“Sometimes the case is more complex and we have to figure out, how will we be able to cut the tumor out?” said Anaya. “By looking at the model we can determine the best way to remove tumors and work around the vessels.”
The models can also be used for training. USF has established a 3D printing rotation for residents, and trainees can take some of a hospital’s most complex cases and print a model to practice on.
Because of the models’ many uses, radiologists hope they help draw back the curtain on their field.
“I don’t think patients really understand what radiologists do and how much training really goes into reading scans,” said Makanji. “So, in very broad strokes, I think these models can provide some insight into the kind of work we do. And even working with the surgeons and developing relationships with them is equally as important.”

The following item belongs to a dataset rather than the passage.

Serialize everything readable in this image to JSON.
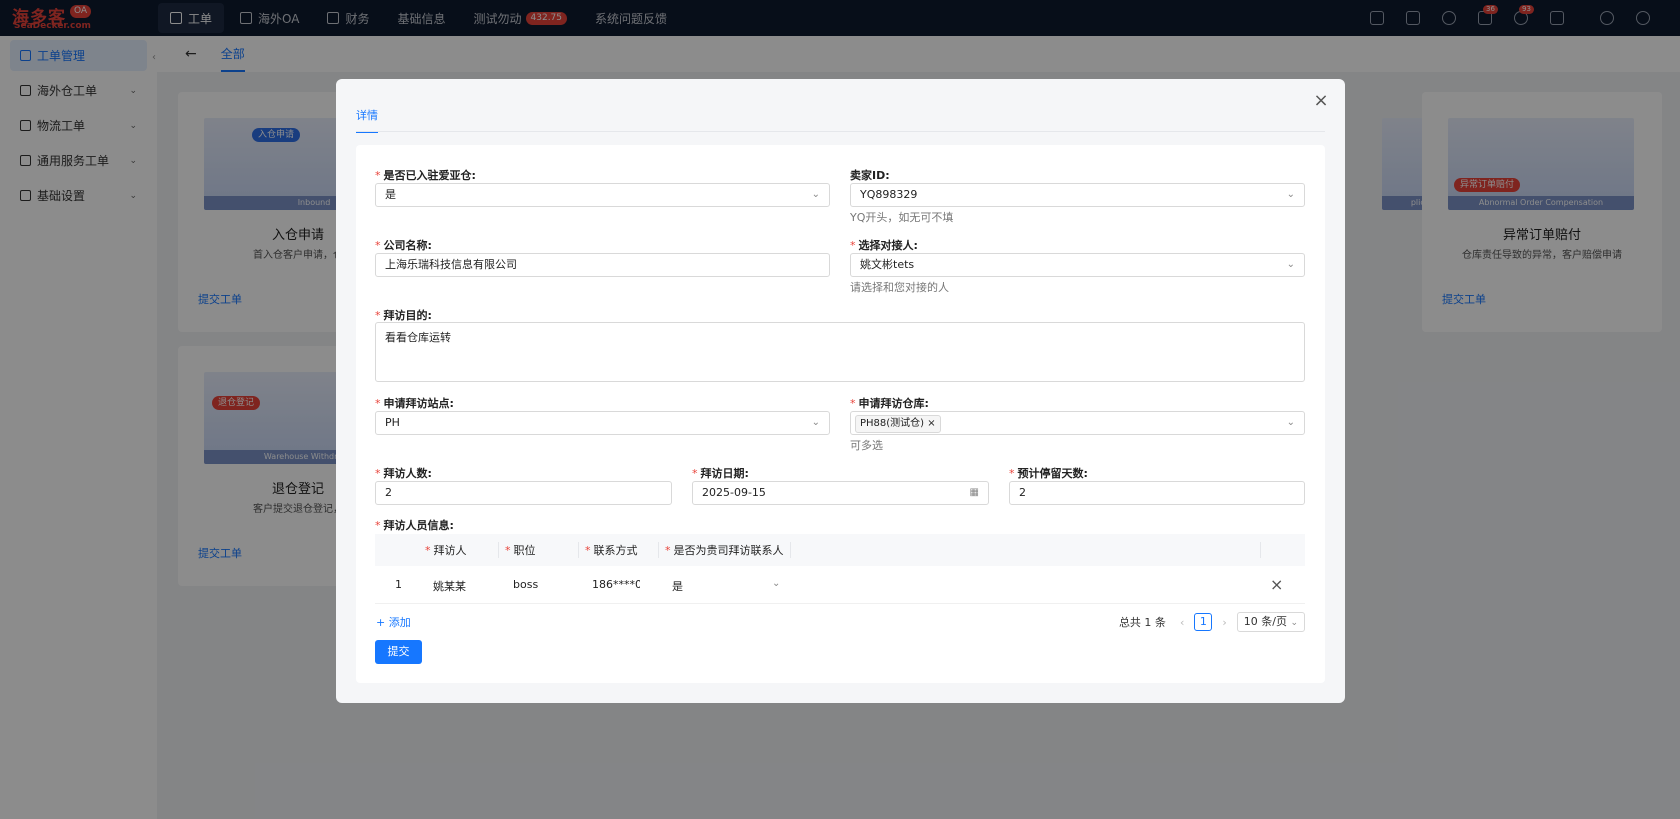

Now that the team has figured out the best way to print the liver models, it hopes the collaboration can continue to help patients with other cancer types in the future.
“It is great to create a product that is tangible that a patient can hold instead of just taking home a disk where they may not understand what is on the disk or the big words in the radiology report,” said Moffitt radiologist Dr. Trevor Rose. “This helps them understand the process a little bit easier and that’s a great connection to make with the patients and the ordering physicians.”
Doing the right thing
Before coming to Moffitt, no one mentioned to Lowe that she would be candidate for surgery. She was shocked when the cancer center told her she had another option, and when surgery became the next course of action, she worried, is this the right choice?
But Anaya used the 3D model to explain how he is going to remove three of Lowe’s tumor and burn the fourth. He showed Lowe which vessels he would have to cut, which part of the liver he will remove.
“This is not a routine tool used by other centers, and I would say you are among the few to have a real liver model developed to plan and explain surgical treatment,” Anaya tells her.
Lowe breathed a sigh of relief. The surgery made so much more sense now.
“I was very nervous before and wondering if I made the right decision,” said Lowe. “This clarifies it and shows that I am in the right place and doing the right thing.”